3 Signs You Shouldn't Push Through the Pain

Something a little different today. If you haven’t already met her, allow me to introduce you to our guest poster for todayAlisa Johnson, who brings us a timely (for me) post about distinguishing our normal whiny complaints from what might possibly be real problems. Without further ado, y’all say ‘hey’ to Alisa...

3 Signs That You Shouldn’t Push through the Pain

Working out and staying in shape can be challenging. It takes focus to eat right and discipline to force yourself into the gym on a regular basis. But just because the old saying is ‘no pain, no gain,’ doesn’t mean that all pain equals gain.

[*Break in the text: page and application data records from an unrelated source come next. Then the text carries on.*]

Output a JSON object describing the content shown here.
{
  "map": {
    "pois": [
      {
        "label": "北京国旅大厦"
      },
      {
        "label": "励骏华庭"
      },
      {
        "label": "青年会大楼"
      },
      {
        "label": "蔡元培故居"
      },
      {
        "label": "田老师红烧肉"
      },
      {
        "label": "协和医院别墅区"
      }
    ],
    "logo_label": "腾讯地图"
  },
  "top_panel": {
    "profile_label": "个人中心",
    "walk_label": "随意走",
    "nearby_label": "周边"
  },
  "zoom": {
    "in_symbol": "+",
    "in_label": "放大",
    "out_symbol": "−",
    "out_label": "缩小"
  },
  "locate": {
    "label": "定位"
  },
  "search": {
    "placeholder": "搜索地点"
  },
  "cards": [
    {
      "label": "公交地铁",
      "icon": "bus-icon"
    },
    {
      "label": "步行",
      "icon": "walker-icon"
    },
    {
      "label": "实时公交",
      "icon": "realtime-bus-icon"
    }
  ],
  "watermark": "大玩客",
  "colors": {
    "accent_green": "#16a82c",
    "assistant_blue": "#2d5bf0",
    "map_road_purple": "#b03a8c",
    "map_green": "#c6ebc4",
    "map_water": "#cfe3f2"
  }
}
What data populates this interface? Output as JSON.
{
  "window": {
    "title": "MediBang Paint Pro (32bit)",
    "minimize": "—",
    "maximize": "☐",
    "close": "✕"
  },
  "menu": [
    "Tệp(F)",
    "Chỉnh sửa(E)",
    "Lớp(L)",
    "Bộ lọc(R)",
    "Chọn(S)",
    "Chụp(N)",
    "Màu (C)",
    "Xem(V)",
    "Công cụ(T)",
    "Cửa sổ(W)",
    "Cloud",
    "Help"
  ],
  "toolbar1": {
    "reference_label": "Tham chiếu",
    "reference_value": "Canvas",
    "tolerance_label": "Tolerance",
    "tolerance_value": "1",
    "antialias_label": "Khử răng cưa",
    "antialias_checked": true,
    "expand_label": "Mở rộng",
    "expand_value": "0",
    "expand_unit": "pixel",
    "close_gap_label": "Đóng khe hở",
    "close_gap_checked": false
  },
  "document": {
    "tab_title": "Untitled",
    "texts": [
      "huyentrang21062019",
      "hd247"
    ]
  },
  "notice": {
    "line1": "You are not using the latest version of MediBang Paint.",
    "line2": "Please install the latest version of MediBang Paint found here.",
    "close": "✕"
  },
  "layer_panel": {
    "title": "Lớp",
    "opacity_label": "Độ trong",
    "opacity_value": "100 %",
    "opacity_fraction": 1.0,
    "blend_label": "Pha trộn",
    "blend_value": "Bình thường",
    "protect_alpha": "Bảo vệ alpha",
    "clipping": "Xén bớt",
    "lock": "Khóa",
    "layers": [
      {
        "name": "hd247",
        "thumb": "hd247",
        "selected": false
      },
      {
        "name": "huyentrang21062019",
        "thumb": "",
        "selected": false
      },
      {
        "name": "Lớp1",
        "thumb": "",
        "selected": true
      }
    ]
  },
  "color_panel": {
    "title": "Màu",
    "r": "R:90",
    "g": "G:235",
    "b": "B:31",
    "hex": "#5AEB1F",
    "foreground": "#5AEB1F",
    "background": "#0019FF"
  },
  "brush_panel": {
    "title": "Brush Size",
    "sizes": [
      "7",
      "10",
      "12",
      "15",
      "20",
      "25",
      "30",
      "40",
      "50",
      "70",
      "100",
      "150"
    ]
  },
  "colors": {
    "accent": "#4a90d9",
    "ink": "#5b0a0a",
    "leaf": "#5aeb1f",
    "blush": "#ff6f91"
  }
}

In certain scenarios that pain may be a red light indicating that you need to pay attention to your body before you go past exercise and into injury.

What’s the real difference?

So how do you tell when pain stops being productive and starts being dangerous? As you might expect, there is no black and white answer to this question. What challenges one person can seriously hurt the next, and in today’s fitness environment missing the warning signs can be easy if you’re not looking out for them. The most important thing you can do is to stay in touch with your own body. No one knows what you are capable of better than you do; recognize that fact and keep it in the front of your focus as you train.

1. The Thrill is Gone.
The key to a rewarding exercise program is keeping yourself engaged. The best way to stay motivated is to enjoy working out. If you absolutely dread having to do a specific exercise or movement, that may be an indicator that it could be more than simply unpleasant for you. It could mean you are doing damage to your body. If you’re not sure follow the number one rule: when in doubt, get it checked out by a pro.

2. Listen to your body.
Listen in the literal sense. Many times problems associated with the movements of joints can begin without any physical pain. This means that if you can catch them before the pain starts you may have a better chance at correcting the problem before it leads to a true injury.

Often times the tissue connecting the joint can begin to develop popping or even squeaking sounds when certain movements are made. Focus on your body when you exercise and if you ever hear something funny, seek the advice of a professional.

3. When pain is no longer pleasure.
Many times athletes who work out frequently, describe the ‘pain’ that is associated with those workouts as pleasurable. As you begin to push your body in an effort to encourage growth you will notice a certain strain that is put on your muscles, joints and bones. Pay attention to the kind of pain you experience.

There is no diagram or chart that will direct you to an exact description of what ‘negative pain’ feels like, but you will know it when it happens to you if you are being aware.

It may help to think of ‘positive pain’ as a nice long stretch or yawn that slowly develops or spreads throughout the area that you are working out. On the converse, ‘negative pain’ will often be sudden and sharp, though it can also stem from the ‘positive pain’ previously described. Over exercising a muscle in a positive way can often lead to injury, so pay attention to the duration and stress you are putting on your body.

The bottom line.
The bottom line is listening to what your gut tells you. If you feel strange or certainly if you feel pain that you are questioning, seek the advice of a professional and prevent any long-term problems.

This post was contributed by Alisa Johnson, who writes about online nursing degrees. She welcomes your feedback at Alisa.Johnson1982 at gmail.com


Thank you, Alisa! I may be scheduling an appointment with my doctor. Just as soon as my cobra kicks in. :)